═════ RECORD SET ═════

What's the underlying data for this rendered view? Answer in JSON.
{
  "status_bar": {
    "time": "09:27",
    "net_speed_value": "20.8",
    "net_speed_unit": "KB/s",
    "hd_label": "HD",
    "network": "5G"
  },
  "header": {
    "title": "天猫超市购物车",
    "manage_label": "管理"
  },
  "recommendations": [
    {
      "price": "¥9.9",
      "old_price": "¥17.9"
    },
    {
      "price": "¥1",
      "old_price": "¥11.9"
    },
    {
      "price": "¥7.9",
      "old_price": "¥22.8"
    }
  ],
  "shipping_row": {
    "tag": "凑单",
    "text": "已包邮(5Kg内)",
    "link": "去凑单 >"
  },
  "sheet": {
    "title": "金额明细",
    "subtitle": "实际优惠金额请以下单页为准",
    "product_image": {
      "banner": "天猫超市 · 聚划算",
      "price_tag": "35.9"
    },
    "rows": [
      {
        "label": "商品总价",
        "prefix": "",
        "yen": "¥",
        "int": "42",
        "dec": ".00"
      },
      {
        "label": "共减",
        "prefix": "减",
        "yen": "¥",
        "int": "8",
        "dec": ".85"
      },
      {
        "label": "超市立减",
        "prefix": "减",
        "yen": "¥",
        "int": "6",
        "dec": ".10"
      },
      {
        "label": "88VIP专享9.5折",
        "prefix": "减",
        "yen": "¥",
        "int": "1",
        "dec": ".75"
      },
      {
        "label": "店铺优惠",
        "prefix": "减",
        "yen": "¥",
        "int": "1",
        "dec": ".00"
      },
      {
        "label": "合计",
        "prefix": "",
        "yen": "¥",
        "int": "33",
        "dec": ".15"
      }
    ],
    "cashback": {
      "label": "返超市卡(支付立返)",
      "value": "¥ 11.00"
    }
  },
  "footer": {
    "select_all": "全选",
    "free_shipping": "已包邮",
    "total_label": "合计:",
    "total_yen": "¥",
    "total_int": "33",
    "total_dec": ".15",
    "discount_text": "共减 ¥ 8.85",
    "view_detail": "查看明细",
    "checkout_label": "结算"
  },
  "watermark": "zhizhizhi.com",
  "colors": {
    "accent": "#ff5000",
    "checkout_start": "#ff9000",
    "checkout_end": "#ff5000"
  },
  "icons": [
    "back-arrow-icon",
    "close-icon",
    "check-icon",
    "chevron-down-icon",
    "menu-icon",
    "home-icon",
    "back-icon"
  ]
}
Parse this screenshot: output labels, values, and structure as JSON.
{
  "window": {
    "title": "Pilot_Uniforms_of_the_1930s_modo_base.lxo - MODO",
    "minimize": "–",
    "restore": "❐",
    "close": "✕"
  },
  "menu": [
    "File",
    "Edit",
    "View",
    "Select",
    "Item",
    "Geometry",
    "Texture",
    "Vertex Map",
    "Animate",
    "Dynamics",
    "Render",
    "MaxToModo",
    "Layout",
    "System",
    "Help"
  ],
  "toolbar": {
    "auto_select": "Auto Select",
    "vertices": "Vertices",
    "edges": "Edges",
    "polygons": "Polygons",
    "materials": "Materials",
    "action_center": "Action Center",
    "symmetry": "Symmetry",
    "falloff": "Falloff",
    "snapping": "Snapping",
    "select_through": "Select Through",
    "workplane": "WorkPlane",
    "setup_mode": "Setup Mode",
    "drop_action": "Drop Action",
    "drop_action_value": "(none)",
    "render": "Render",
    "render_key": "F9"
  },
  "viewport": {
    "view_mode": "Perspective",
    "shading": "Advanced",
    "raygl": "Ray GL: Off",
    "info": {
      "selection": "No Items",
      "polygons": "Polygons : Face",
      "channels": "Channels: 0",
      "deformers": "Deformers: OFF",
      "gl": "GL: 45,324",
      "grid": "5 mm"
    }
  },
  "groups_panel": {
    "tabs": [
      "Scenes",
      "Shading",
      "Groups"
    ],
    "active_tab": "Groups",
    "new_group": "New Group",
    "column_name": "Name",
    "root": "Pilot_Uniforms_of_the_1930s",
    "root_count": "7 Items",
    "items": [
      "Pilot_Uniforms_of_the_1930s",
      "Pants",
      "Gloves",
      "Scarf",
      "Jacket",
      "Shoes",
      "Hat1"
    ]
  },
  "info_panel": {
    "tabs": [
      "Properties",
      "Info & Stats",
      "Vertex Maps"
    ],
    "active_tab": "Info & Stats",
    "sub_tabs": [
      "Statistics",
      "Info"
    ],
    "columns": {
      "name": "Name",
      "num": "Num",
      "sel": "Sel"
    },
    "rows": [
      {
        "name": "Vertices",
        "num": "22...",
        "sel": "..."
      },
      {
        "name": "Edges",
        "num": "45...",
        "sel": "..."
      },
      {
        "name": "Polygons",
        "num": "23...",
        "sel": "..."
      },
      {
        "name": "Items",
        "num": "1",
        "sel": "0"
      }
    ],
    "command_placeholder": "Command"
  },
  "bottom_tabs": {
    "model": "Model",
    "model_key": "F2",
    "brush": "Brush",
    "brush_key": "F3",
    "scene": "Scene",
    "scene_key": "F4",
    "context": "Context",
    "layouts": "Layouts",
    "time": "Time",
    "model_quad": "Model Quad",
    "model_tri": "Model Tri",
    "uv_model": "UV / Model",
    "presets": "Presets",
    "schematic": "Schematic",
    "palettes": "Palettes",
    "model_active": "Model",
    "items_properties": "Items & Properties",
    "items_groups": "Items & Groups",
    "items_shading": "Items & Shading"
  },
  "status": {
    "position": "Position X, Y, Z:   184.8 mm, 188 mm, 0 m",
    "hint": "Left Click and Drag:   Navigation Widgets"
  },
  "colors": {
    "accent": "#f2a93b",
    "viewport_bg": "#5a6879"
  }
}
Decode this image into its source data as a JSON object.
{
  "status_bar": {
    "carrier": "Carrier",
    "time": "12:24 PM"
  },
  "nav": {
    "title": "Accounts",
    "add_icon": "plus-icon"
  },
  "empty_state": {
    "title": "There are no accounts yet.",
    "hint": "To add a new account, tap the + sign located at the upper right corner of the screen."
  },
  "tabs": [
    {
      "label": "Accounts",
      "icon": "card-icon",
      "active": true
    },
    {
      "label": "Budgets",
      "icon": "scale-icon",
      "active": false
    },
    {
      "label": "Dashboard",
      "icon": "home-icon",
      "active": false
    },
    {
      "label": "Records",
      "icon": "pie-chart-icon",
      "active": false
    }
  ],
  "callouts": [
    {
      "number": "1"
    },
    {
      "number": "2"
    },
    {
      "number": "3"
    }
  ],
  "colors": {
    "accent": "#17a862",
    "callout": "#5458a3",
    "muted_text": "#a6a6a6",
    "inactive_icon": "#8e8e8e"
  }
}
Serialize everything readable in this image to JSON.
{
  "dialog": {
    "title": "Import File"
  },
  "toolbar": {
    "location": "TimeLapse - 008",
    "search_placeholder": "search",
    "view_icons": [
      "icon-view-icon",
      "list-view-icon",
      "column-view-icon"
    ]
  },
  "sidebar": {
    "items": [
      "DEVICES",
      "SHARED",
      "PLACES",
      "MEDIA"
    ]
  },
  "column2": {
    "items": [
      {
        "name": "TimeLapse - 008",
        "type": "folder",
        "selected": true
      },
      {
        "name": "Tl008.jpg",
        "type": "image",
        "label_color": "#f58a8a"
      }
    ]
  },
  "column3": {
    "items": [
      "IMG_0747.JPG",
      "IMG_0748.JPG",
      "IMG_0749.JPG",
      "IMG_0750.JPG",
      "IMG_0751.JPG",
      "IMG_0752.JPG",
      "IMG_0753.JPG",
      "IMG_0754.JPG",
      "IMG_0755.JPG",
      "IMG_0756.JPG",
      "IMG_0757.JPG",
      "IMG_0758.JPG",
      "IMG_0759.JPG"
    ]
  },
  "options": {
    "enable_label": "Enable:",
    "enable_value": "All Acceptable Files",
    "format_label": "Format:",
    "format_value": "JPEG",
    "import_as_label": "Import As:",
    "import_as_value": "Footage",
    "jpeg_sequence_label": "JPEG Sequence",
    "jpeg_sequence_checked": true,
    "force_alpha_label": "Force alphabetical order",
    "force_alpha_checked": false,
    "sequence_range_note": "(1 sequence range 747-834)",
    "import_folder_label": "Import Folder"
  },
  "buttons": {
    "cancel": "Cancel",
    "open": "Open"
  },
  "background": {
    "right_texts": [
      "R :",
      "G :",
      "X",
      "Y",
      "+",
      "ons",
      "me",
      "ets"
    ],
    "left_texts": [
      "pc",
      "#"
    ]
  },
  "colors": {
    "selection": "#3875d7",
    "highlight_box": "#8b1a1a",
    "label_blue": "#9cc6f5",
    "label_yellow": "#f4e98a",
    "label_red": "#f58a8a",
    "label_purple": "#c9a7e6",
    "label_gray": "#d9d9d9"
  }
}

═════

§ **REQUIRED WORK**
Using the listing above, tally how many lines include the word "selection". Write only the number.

§ **EXERCISE RESULT**
2